Hey "Caring Catholic", when you mention a single incident "with an older teen, often involving alcohol" who do you think bought the alcohol? The 16 -17 year old? Or the 35 YEAR OLD MAN. We are not talking about a 18-19 year old college student having a 16-17 year old girlfriend (or boyfriend.) We are talking about fully grown, professional MEN (often kept as mental teenagers by the bishops, true) taking sexual advantage or force of young people. And have you read a Catholic Diocese facilities release form in the last few years? In essence it says in legal language that an employee of the diocese could molest your child IN FRONT OF THE BISHOP and the diocese would not be held accountable. This is why my child will never go to CYO camp. "No safer place for a child than the church?" Not by a long shot. My child is involved in Girl Scouts. Parents who are screened and trained volunteers are the ones who run things. I have been screened and know that the girls are the first priority, not protecting the bishop first then the priests, then the money and finally, maybe my child. Sue BReplyDelete
Sue B, this line of yours presents the reality of things quite well:ReplyDelete
I have been screened and know that the girls are the first priority, not protecting the bishop first then the priests, then the money and finally, maybe my child. Sue B
I'm wondering if a priest accused and convicted of child abuse could be considered to not have received the sacrament of Holy Orders. Could his ordination be annulled?ReplyDelete
A huge hole in the system, both church- and civil-wise, is the lack of supervision or accountability for a priest dismissed from ministry. If the statute of limitations has run out and he's told to make a life for himself elsewhere, there's nothing to stop him from going someplace new and repeating what has been done.
Shannon you bring up an interesting point about null and void ordinations. Until the whole mythology of the magical priesthood comes crashing down, I don't think the idea of 'annulling' priestly orders is going to fly.ReplyDelete
The secular criminal system deals with all kinds of sexual predators all the time. I fail to see why clerical predators should be left in the hands of bishops.

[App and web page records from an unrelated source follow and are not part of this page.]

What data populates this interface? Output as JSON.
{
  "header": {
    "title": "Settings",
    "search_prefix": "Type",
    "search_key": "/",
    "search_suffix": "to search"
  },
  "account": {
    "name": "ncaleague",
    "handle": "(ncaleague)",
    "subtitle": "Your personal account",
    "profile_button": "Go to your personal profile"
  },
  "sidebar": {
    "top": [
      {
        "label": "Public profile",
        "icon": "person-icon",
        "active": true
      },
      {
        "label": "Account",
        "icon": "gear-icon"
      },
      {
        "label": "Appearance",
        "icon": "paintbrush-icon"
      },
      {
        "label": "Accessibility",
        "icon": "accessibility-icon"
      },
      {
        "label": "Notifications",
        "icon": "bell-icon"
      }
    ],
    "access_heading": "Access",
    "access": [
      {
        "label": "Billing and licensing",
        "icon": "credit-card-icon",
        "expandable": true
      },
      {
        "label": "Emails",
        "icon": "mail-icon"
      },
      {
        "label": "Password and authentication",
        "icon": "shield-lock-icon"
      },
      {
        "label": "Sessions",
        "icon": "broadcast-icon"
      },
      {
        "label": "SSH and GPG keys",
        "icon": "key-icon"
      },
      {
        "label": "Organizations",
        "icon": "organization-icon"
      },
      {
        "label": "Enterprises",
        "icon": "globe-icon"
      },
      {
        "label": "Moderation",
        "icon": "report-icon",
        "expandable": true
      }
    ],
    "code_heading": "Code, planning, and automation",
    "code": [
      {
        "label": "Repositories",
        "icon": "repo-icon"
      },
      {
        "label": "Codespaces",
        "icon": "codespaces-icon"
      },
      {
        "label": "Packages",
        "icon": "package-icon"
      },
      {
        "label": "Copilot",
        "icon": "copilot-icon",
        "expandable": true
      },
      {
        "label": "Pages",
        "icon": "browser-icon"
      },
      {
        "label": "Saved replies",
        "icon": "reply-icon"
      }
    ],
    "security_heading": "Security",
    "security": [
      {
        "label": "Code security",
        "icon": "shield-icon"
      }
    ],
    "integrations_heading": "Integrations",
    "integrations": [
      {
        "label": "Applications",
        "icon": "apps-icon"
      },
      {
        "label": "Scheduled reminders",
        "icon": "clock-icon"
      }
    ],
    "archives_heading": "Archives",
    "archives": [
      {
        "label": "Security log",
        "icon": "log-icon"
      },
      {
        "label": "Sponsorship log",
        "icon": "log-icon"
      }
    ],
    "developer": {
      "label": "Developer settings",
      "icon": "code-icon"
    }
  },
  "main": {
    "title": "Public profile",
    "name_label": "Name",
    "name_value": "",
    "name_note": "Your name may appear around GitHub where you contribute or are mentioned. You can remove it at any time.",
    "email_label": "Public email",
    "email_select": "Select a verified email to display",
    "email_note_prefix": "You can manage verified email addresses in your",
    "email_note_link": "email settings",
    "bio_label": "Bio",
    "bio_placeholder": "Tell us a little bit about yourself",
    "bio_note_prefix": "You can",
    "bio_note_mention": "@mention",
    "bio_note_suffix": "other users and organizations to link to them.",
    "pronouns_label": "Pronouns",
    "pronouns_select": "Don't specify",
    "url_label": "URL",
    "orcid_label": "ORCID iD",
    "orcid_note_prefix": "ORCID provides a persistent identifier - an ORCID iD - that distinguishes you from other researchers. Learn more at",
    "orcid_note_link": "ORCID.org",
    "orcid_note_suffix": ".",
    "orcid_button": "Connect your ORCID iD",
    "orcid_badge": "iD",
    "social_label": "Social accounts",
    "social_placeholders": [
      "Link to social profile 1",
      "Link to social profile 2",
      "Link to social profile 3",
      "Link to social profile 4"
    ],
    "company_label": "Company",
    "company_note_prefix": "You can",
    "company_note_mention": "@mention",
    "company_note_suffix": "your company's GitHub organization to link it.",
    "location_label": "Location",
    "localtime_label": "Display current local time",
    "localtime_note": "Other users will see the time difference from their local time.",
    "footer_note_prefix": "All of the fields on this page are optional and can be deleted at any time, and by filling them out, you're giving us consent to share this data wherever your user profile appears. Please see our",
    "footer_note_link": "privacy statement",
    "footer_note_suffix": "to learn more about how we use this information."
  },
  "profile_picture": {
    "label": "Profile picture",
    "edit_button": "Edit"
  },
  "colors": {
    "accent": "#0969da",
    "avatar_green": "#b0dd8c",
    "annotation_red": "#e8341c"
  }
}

That is unless they build a national prison/monastery dedicated to the ministry and confinement of criminal sexual deviants--a solution that was floated way back in the 50's and rejected.
Way back in the 50's? Holy cow, that was before the wild depraved 60's and Vatican II. Imagine that.